MEMPHIS, Tenn. — Emotions run high as dance instructor Darlene Winters tried to explain how she feels teaching dancers with down syndrome.
“It’s a little deep, it’s deep. It’s like being a parent,” she said. “I think it’s so important for anybody in life to be a part of something and to be able to find their joy.”
She’s been surrounded by the same dancers who practice every week for a long time.
“Dancing with Company D is fun and it’s not difficult for me,” said Kenny Thielemier.
“You’re a pro, that’s why.”
“I’m a pro and I love to dance.”
It’s hard to keep these guys and gals off their feet.
“Dance feels like joy and happy.”
Although the room was filled with dancers with intellectual disabilities, the ability to grasp techniques and moves was no problem. Many of them said they remember almost every dance move, no matter the genre or when they learned it.
“You’re just smart huh?”
“Yes ma’am I am very smart.”
Step by step, Company D members were preparing for their annual show. It’s an experience that not only allows them to showcase their hard work, but it gives the talented choreographers a chance to shine too.
One group. One goal.
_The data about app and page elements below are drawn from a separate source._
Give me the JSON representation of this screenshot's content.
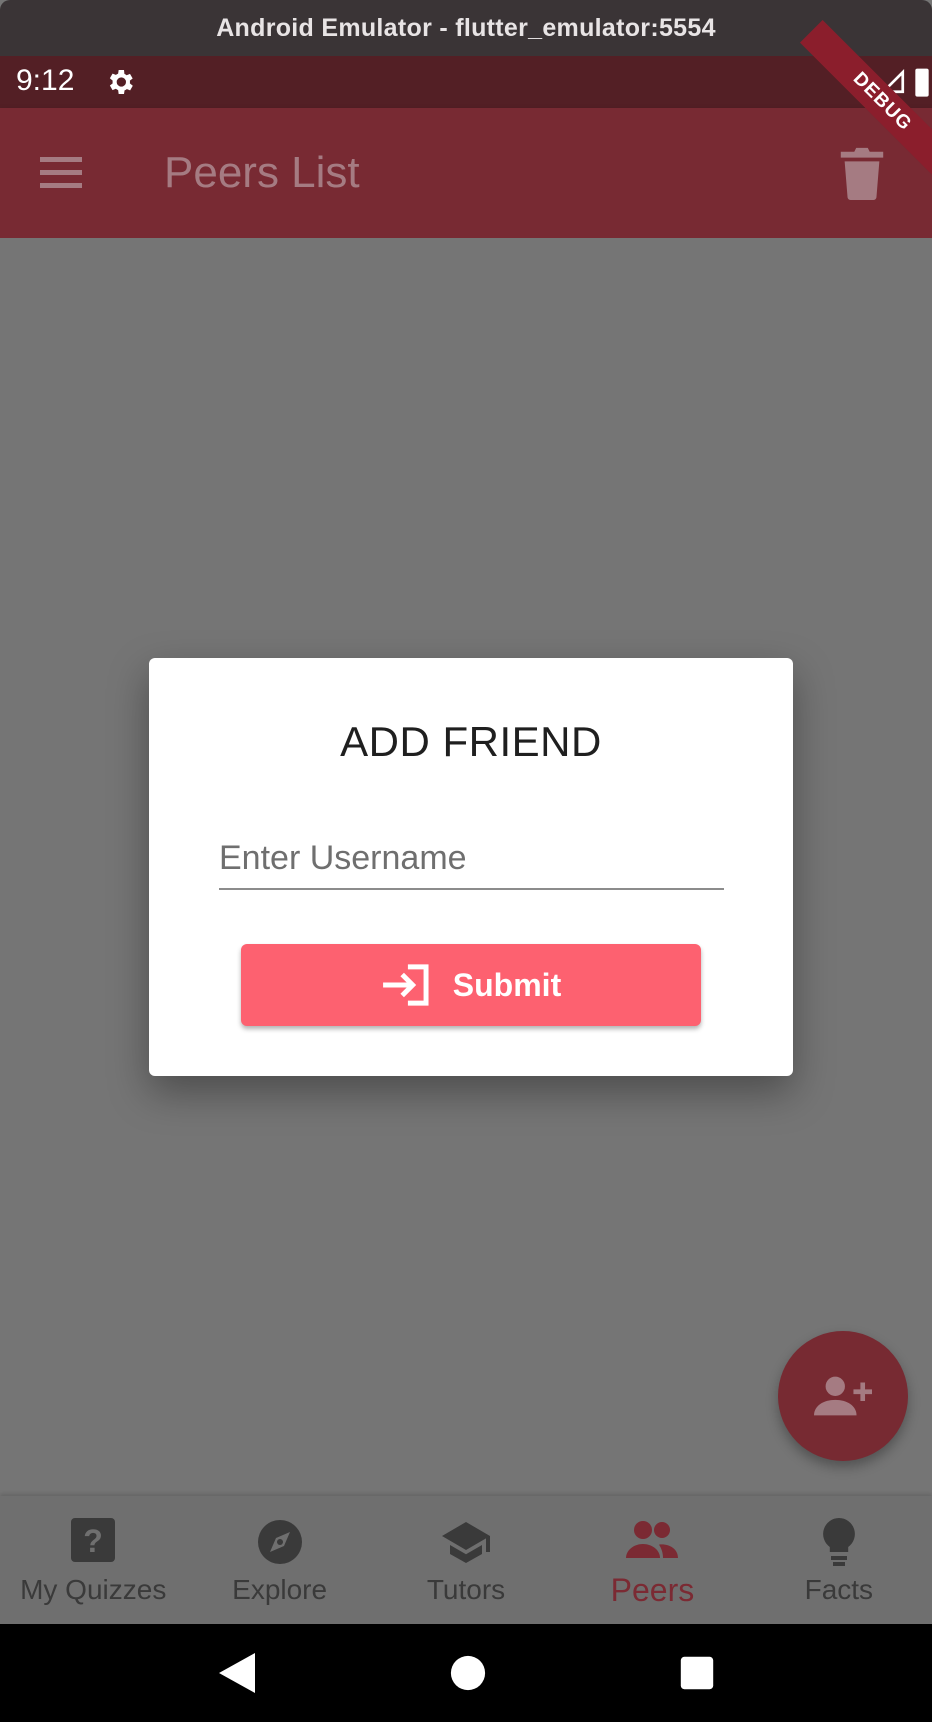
{
  "window": {
    "title": "Android Emulator - flutter_emulator:5554"
  },
  "status_bar": {
    "time": "9:12",
    "debug_label": "DEBUG"
  },
  "app_bar": {
    "title": "Peers List",
    "menu_icon": "menu-icon",
    "action_icon": "trash-icon"
  },
  "dialog": {
    "title": "ADD FRIEND",
    "username_placeholder": "Enter Username",
    "username_value": "",
    "submit_label": "Submit",
    "submit_icon": "login-icon"
  },
  "fab": {
    "icon": "person-add-icon"
  },
  "bottom_nav": {
    "items": [
      {
        "label": "My Quizzes",
        "icon": "help-icon"
      },
      {
        "label": "Explore",
        "icon": "compass-icon"
      },
      {
        "label": "Tutors",
        "icon": "school-icon"
      },
      {
        "label": "Peers",
        "icon": "people-icon",
        "active": true
      },
      {
        "label": "Facts",
        "icon": "lightbulb-icon"
      }
    ]
  },
  "colors": {
    "app_bar": "#782a33",
    "status_bar": "#531f25",
    "scrim": "#757575",
    "submit_button": "#fd6170",
    "active_nav": "#7b2a33"
  }
}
One mission: to keep shakin’ in the shared experience of doing what every person in that room loves to do.